(Items from an interface collection)
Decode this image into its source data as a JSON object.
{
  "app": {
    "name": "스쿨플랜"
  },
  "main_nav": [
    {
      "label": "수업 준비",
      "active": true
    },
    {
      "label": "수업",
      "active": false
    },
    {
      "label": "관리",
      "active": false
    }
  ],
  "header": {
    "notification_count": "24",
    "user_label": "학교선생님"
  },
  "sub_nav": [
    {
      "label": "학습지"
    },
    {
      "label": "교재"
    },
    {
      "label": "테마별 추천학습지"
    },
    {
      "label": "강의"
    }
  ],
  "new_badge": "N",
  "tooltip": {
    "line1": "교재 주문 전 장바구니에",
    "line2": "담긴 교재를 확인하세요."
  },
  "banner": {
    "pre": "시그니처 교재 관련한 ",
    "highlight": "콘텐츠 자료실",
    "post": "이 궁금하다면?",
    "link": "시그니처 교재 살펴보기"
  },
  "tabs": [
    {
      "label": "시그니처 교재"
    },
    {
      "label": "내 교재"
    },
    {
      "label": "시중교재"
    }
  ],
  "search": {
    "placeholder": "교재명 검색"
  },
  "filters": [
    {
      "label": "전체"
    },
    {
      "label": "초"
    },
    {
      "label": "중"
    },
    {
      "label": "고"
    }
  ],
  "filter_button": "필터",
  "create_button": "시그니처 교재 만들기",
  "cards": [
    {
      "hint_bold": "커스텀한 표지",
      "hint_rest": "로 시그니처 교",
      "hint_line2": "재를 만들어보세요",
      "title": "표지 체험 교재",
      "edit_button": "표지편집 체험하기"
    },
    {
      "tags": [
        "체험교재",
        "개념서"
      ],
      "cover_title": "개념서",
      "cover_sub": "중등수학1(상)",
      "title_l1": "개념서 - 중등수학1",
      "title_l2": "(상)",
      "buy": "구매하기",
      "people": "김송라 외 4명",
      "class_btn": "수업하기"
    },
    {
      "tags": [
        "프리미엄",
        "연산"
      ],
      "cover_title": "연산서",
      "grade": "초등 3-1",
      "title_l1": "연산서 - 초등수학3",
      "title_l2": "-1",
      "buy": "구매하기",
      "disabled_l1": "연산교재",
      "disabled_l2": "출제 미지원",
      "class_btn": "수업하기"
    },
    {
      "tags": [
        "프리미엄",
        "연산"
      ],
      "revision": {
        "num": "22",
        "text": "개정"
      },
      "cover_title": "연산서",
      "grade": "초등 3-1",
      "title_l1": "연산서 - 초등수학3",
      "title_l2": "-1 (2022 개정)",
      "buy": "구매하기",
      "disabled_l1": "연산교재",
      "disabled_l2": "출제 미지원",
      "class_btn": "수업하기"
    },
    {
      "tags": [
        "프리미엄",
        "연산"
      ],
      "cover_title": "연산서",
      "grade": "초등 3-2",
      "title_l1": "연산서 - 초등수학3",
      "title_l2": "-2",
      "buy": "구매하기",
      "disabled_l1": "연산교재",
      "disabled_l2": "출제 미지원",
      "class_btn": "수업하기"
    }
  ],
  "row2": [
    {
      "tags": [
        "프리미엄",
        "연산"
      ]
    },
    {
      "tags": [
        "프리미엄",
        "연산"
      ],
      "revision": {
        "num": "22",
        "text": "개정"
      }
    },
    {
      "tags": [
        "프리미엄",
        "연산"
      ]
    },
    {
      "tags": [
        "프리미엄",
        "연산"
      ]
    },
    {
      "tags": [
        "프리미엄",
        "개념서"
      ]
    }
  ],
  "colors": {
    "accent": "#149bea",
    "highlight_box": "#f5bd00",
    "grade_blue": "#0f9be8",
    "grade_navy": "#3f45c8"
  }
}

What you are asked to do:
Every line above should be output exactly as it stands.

Task answer:
Decode this image into its source data as a JSON object.
{
  "app": {
    "name": "스쿨플랜"
  },
  "main_nav": [
    {
      "label": "수업 준비",
      "active": true
    },
    {
      "label": "수업",
      "active": false
    },
    {
      "label": "관리",
      "active": false
    }
  ],
  "header": {
    "notification_count": "24",
    "user_label": "학교선생님"
  },
  "sub_nav": [
    {
      "label": "학습지"
    },
    {
      "label": "교재"
    },
    {
      "label": "테마별 추천학습지"
    },
    {
      "label": "강의"
    }
  ],
  "new_badge": "N",
  "tooltip": {
    "line1": "교재 주문 전 장바구니에",
    "line2": "담긴 교재를 확인하세요."
  },
  "banner": {
    "pre": "시그니처 교재 관련한 ",
    "highlight": "콘텐츠 자료실",
    "post": "이 궁금하다면?",
    "link": "시그니처 교재 살펴보기"
  },
  "tabs": [
    {
      "label": "시그니처 교재"
    },
    {
      "label": "내 교재"
    },
    {
      "label": "시중교재"
    }
  ],
  "search": {
    "placeholder": "교재명 검색"
  },
  "filters": [
    {
      "label": "전체"
    },
    {
      "label": "초"
    },
    {
      "label": "중"
    },
    {
      "label": "고"
    }
  ],
  "filter_button": "필터",
  "create_button": "시그니처 교재 만들기",
  "cards": [
    {
      "hint_bold": "커스텀한 표지",
      "hint_rest": "로 시그니처 교",
      "hint_line2": "재를 만들어보세요",
      "title": "표지 체험 교재",
      "edit_button": "표지편집 체험하기"
    },
    {
      "tags": [
        "체험교재",
        "개념서"
      ],
      "cover_title": "개념서",
      "cover_sub": "중등수학1(상)",
      "title_l1": "개념서 - 중등수학1",
      "title_l2": "(상)",
      "buy": "구매하기",
      "people": "김송라 외 4명",
      "class_btn": "수업하기"
    },
    {
      "tags": [
        "프리미엄",
        "연산"
      ],
      "cover_title": "연산서",
      "grade": "초등 3-1",
      "title_l1": "연산서 - 초등수학3",
      "title_l2": "-1",
      "buy": "구매하기",
      "disabled_l1": "연산교재",
      "disabled_l2": "출제 미지원",
      "class_btn": "수업하기"
    },
    {
      "tags": [
        "프리미엄",
        "연산"
      ],
      "revision": {
        "num": "22",
        "text": "개정"
      },
      "cover_title": "연산서",
      "grade": "초등 3-1",
      "title_l1": "연산서 - 초등수학3",
      "title_l2": "-1 (2022 개정)",
      "buy": "구매하기",
      "disabled_l1": "연산교재",
      "disabled_l2": "출제 미지원",
      "class_btn": "수업하기"
    },
    {
      "tags": [
        "프리미엄",
        "연산"
      ],
      "cover_title": "연산서",
      "grade": "초등 3-2",
      "title_l1": "연산서 - 초등수학3",
      "title_l2": "-2",
      "buy": "구매하기",
      "disabled_l1": "연산교재",
      "disabled_l2": "출제 미지원",
      "class_btn": "수업하기"
    }
  ],
  "row2": [
    {
      "tags": [
        "프리미엄",
        "연산"
      ]
    },
    {
      "tags": [
        "프리미엄",
        "연산"
      ],
      "revision": {
        "num": "22",
        "text": "개정"
      }
    },
    {
      "tags": [
        "프리미엄",
        "연산"
      ]
    },
    {
      "tags": [
        "프리미엄",
        "연산"
      ]
    },
    {
      "tags": [
        "프리미엄",
        "개념서"
      ]
    }
  ],
  "colors": {
    "accent": "#149bea",
    "highlight_box": "#f5bd00",
    "grade_blue": "#0f9be8",
    "grade_navy": "#3f45c8"
  }
}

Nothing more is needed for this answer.